Lien vers Pubmed [PMID] – 22923622
BMJ Open 2012;2(4)
OBJECTIVES: Illness is often associated with anxiety, but few data exist about the prognostic significance of this phenomenon. To address this issue, we assessed whether patient anxiety is associated with subsequent need for intubation in Guillain-Barré syndrome (GBS).
DESIGN: Incident case-cohort study.
SETTING: Acute secondary care in a teaching hospital (France) from 2006 to 2010.
PARTICIPANTS: 110 adult GBS patients. Either language barrier or cognitive decline that precluded understanding was considered as exclusion criteria.
PRIMARY OUTCOME: Acute respiratory failure.
INTERVENTIONS: At admission, anxiety and clinical factors (including known predictors of respiratory failure: delay between GBS onset and admission, inability to lift head, vital capacity (VC)) were assessed and related to subsequent need for mechanical ventilation (MV). Anxiety was assessed using a Visual Analogical Scale (VAS), the State Anxiety Inventory form Y1 (STAI-Y1) score and a novel-specific questionnaire, evaluating fears potentially triggered by GBS. Patients were asked to choose which they found most stressful from weakness, pain, breathlessness and uncertainty.

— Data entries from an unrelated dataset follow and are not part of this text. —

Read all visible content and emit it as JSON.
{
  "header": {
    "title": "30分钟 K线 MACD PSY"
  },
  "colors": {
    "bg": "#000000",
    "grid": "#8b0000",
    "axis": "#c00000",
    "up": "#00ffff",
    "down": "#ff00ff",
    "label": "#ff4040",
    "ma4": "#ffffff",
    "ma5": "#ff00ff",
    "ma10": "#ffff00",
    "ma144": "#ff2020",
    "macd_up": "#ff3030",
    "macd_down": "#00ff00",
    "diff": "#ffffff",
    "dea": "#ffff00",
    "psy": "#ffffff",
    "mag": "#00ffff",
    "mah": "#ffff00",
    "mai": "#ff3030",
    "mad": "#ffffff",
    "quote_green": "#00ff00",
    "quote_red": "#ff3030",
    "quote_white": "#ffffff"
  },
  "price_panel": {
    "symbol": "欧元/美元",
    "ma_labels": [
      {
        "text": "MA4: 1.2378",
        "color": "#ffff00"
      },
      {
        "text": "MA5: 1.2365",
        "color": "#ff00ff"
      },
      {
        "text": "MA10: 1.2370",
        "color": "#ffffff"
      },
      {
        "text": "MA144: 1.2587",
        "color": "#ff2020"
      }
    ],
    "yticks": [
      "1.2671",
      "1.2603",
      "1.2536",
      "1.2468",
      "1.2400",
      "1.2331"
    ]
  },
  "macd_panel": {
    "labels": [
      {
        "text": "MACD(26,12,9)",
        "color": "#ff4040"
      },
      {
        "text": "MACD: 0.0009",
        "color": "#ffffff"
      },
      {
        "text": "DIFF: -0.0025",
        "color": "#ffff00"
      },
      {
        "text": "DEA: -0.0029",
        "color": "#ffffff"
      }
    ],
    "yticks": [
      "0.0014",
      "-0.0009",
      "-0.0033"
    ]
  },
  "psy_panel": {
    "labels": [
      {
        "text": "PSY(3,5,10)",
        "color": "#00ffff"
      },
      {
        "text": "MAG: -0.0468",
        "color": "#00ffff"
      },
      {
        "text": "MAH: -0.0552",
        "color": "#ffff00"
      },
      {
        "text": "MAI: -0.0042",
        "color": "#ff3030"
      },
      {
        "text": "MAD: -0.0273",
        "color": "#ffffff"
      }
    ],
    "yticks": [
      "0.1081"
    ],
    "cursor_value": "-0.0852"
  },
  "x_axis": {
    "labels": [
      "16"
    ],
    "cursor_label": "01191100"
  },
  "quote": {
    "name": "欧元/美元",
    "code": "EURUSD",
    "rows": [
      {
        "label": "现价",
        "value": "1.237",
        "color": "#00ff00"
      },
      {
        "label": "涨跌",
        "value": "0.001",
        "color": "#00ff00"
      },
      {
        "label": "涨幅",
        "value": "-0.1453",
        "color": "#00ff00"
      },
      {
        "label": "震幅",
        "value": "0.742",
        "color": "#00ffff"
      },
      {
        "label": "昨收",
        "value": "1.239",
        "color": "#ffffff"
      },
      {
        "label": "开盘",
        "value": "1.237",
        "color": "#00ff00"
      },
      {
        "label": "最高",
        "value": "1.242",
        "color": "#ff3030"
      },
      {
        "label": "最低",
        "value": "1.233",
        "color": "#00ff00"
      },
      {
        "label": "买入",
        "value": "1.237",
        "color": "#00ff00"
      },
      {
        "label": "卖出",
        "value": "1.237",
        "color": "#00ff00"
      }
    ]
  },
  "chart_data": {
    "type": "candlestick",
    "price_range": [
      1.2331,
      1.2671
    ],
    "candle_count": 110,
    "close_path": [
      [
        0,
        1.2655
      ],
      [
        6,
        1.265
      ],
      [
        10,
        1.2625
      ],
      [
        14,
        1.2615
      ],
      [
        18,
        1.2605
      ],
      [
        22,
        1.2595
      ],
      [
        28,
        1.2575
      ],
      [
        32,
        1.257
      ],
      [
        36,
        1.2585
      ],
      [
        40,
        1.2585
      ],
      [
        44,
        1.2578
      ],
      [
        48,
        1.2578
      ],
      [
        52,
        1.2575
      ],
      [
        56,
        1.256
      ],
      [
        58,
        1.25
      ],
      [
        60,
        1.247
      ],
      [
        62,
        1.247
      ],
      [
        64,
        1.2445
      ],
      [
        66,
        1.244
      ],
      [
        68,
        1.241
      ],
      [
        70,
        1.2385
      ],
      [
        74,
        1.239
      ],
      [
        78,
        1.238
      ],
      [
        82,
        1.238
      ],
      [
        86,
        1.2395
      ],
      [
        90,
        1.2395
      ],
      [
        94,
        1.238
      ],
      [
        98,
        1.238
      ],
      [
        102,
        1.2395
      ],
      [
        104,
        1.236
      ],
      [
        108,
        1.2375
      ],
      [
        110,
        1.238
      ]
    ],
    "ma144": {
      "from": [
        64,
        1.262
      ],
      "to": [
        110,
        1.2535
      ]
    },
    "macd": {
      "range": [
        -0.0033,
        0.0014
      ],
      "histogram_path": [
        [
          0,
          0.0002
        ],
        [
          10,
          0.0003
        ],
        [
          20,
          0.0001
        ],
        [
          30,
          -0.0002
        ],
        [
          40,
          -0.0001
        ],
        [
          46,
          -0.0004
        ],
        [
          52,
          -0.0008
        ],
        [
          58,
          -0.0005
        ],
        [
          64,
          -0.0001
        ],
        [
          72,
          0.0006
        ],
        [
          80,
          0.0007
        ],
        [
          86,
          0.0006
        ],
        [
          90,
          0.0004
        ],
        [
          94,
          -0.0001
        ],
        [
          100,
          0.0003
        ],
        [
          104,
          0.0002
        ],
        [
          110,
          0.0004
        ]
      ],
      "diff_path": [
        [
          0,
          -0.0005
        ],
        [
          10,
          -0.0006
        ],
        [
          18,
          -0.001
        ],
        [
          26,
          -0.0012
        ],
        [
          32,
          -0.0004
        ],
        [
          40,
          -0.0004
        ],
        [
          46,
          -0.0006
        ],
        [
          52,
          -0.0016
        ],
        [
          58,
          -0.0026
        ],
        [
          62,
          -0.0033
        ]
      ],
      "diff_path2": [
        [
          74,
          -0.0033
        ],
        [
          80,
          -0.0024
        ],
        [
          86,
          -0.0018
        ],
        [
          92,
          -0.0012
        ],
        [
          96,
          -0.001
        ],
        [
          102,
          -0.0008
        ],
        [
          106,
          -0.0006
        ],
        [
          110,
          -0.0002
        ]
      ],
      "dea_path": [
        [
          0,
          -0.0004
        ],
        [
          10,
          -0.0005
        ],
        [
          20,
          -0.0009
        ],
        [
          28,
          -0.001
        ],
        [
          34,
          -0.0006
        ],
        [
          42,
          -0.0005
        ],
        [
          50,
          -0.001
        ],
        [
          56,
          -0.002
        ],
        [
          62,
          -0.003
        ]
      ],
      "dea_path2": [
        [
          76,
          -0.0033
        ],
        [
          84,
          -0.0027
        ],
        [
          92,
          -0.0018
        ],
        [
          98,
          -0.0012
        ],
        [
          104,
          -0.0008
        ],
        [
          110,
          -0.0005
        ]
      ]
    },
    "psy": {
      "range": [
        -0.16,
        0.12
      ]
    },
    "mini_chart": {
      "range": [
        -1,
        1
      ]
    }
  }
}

RESULTS: 23 (22%) were subsequently ventilated. Mean STAI-Y1 was 47.2 (range 22-77) and anxiety VAS 5.2 (range 0-10). STAI was above 60/80 in 22 (21%) patients and anxiety VAS above 7/10 in 28 (27%) patients. Fear of remaining paralysed, uncertainty as to how the disease would progress and fear of intubation were the most stressful. Factors significantly associated with anxiety were weakness and bulbar dysfunction. STAI-Y1 was higher and uncertainty more frequent in subsequently ventilated patients, who had shorter onset-admission delay and greater weakness but not a lower VC. Uncertainty was independently associated with subsequent MV.
CONCLUSIONS: Early management of patients with GBS should evaluate anxiety and assess its causes both to adjust psychological support and to anticipate subsequent deterioration.http://www.ncbi.nlm.nih.gov/pubmed/22923622